━━━ RECORD EXCERPTS ━━━
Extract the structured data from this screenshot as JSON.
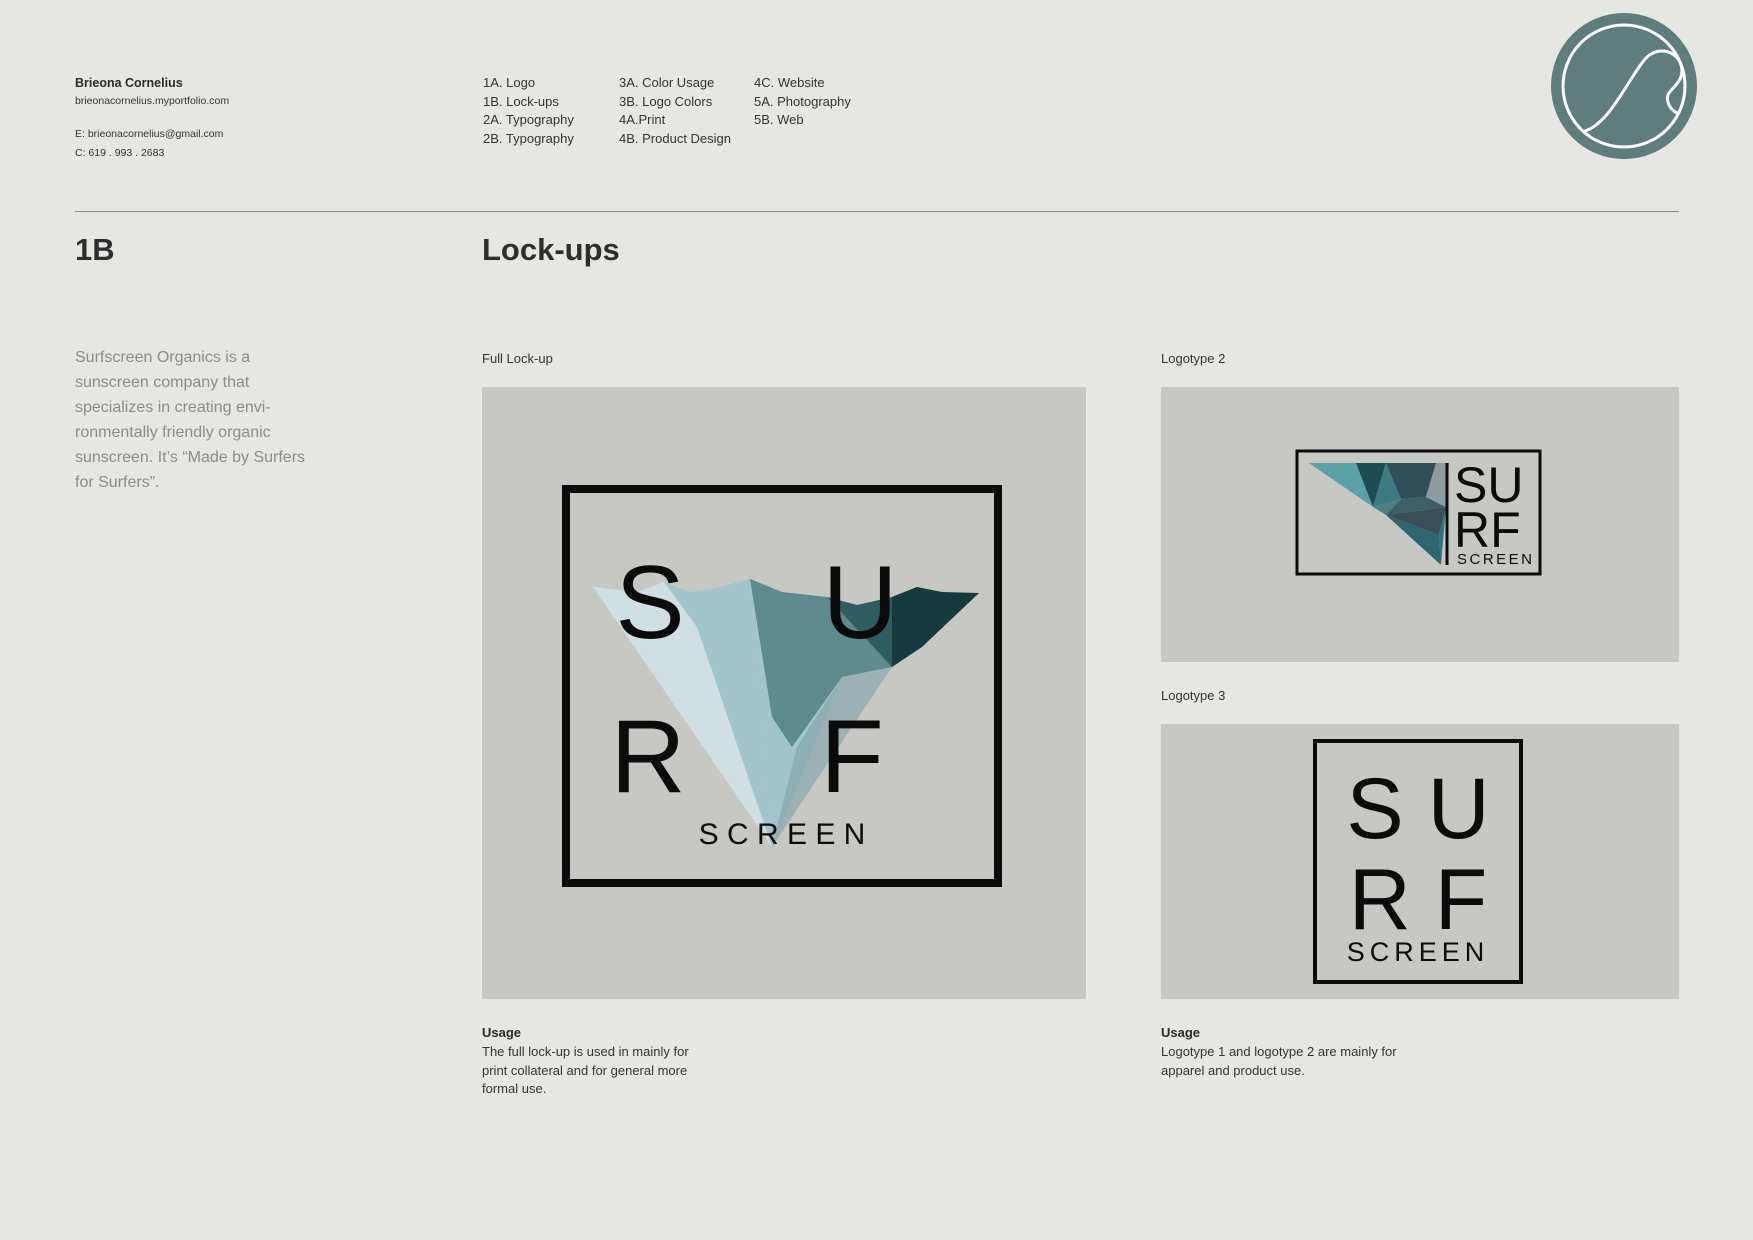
{
  "contact": {
    "name": "Brieona Cornelius",
    "website": "brieonacornelius.myportfolio.com",
    "email": "E: brieonacornelius@gmail.com",
    "phone": "C: 619 . 993 . 2683"
  },
  "nav": {
    "col1": [
      "1A. Logo",
      "1B. Lock-ups",
      "2A. Typography",
      "2B. Typography"
    ],
    "col2": [
      "3A. Color Usage",
      "3B. Logo Colors",
      "4A.Print",
      "4B. Product Design"
    ],
    "col3": [
      "4C. Website",
      "5A. Photography",
      "5B. Web"
    ]
  },
  "badge": {
    "icon": "wave-icon",
    "color": "#5e7d7c"
  },
  "section": {
    "number": "1B",
    "title": "Lock-ups",
    "description": "Surfscreen Organics is a sunscreen company that specializes in creating envi-ronmentally friendly organic sunscreen. It’s “Made by Surfers for Surfers”."
  },
  "panels": {
    "full": {
      "label": "Full Lock-up",
      "logo": {
        "top_left": "S",
        "top_right": "U",
        "bottom_left": "R",
        "bottom_right": "F",
        "sub": "S C R E E N"
      }
    },
    "logotype2": {
      "label": "Logotype 2",
      "logo": {
        "line1": "SU",
        "line2": "RF",
        "sub": "SCREEN"
      }
    },
    "logotype3": {
      "label": "Logotype 3",
      "logo": {
        "line1": "S U",
        "line2": "R F",
        "sub": "SCREEN"
      }
    }
  },
  "usage": {
    "full": {
      "heading": "Usage",
      "text": "The full lock-up is used in mainly for print collateral and for general more formal use."
    },
    "logotypes": {
      "heading": "Usage",
      "text": "Logotype 1 and logotype 2 are mainly for apparel and product use."
    }
  },
  "colors": {
    "background": "#e6e6e2",
    "panel": "#c7c7c3",
    "teal_dark": "#173a3f",
    "teal_mid": "#5f8a8e",
    "teal_light": "#a2c4cb",
    "teal_pale": "#cfdfe2"
  }
}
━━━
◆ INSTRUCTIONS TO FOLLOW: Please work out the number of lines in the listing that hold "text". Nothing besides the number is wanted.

◆ SOLVED PROBLEM: 2